- **INSTRUCTIONS TO FOLLOW**: Where does the word "home" show up in the records? Copy every line that holds it.

==========

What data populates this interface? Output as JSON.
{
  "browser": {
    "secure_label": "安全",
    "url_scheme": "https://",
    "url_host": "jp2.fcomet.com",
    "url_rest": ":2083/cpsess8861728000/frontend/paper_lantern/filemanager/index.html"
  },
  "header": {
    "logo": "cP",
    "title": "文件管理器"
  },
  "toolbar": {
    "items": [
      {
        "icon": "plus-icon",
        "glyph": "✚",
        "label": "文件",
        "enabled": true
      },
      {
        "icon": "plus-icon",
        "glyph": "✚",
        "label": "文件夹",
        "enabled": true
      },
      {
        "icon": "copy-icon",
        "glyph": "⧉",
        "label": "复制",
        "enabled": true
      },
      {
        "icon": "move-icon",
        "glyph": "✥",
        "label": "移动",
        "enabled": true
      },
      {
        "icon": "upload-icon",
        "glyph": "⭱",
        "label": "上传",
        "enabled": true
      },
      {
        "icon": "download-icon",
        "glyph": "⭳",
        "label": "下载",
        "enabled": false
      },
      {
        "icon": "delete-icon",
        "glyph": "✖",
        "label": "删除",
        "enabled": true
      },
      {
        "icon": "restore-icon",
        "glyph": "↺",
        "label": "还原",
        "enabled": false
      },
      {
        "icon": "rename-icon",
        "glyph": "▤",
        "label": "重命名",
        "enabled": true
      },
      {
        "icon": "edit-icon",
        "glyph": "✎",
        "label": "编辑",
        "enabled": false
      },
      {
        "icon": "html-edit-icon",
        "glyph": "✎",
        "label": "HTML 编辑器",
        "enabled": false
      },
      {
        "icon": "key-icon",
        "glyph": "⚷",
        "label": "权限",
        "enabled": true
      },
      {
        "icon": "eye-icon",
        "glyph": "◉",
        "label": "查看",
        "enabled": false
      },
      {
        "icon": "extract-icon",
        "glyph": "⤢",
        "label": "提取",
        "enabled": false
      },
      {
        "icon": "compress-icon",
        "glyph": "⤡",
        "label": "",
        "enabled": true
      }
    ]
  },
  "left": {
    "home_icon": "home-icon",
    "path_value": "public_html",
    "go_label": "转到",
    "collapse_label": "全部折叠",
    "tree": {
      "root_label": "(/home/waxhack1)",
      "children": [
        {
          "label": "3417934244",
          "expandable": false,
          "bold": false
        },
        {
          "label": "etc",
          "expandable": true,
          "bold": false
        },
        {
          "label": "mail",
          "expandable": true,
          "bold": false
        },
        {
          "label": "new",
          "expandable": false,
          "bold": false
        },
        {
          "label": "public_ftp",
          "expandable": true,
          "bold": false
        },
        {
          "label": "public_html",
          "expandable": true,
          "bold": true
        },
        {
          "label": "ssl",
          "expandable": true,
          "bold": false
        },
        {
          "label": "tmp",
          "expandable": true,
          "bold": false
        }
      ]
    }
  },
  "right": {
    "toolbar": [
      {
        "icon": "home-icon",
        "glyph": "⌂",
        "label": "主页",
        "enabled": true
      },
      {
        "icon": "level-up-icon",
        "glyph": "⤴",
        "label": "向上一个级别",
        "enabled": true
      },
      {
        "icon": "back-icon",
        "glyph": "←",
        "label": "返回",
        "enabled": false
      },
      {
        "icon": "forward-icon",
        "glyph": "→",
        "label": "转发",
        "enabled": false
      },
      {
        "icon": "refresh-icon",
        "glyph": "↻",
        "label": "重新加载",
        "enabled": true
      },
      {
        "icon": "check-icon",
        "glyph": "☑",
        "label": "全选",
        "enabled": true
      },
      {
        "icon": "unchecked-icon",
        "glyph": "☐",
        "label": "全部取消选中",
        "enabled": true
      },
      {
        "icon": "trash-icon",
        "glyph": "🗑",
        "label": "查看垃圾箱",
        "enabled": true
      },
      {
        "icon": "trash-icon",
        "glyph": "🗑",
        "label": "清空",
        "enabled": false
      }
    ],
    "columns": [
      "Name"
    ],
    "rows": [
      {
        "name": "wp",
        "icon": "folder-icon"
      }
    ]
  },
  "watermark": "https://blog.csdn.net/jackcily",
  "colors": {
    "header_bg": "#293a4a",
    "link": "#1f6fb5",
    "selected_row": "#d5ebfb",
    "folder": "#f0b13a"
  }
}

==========

- **SOLUTION BELOW**:
    "home_icon": "home-icon",
      "root_label": "(/home/waxhack1)",
        "icon": "home-icon",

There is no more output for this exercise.